» **Items from an interface collection**
· · · · ·

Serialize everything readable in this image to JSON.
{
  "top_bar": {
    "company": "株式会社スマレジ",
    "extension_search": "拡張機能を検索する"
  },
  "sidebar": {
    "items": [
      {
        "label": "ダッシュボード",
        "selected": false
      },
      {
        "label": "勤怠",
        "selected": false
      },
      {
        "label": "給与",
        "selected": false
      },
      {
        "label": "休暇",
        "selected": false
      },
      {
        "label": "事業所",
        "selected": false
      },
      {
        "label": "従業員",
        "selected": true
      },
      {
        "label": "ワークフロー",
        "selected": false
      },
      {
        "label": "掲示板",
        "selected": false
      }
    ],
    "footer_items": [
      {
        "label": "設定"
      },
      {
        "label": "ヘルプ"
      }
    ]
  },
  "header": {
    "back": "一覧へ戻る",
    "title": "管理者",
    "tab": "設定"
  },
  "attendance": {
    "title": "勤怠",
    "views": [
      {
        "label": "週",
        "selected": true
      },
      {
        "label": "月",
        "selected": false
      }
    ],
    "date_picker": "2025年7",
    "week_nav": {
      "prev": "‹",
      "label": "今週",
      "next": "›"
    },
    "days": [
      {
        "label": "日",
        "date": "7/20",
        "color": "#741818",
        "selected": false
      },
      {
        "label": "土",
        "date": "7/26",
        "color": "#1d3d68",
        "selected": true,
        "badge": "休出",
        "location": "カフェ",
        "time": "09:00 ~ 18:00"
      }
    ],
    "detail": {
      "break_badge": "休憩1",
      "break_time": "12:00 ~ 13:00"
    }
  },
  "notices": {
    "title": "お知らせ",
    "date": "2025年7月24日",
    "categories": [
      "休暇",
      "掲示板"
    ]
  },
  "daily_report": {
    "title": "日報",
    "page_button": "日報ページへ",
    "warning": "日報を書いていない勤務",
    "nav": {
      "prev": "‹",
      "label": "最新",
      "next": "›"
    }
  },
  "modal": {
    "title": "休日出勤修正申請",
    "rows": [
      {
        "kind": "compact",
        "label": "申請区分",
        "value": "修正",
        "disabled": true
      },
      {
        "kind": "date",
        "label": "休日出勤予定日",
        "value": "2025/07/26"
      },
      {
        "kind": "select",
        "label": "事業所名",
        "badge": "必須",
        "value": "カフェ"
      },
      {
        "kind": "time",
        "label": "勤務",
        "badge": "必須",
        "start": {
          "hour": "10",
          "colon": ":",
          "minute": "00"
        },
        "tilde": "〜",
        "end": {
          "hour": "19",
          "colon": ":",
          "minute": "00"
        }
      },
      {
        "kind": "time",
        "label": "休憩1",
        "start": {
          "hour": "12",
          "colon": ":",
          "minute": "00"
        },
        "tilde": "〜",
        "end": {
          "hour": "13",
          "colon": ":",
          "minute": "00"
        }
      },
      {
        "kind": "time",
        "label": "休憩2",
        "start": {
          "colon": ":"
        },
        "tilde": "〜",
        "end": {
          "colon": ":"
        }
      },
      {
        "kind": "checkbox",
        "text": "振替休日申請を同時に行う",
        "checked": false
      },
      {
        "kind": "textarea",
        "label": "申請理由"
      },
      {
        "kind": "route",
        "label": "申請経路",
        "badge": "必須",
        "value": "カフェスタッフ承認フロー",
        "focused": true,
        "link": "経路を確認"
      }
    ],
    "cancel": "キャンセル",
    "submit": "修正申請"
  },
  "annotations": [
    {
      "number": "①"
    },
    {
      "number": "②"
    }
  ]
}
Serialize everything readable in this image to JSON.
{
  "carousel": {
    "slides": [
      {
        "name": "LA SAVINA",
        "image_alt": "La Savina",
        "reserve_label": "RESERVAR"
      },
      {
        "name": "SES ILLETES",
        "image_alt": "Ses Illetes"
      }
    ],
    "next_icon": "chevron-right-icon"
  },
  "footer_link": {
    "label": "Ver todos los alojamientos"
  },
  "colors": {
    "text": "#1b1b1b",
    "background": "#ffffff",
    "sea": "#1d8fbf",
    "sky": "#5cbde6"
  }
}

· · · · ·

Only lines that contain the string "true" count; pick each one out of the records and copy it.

        "selected": true
        "selected": true
        "selected": true,
        "disabled": true
        "focused": true,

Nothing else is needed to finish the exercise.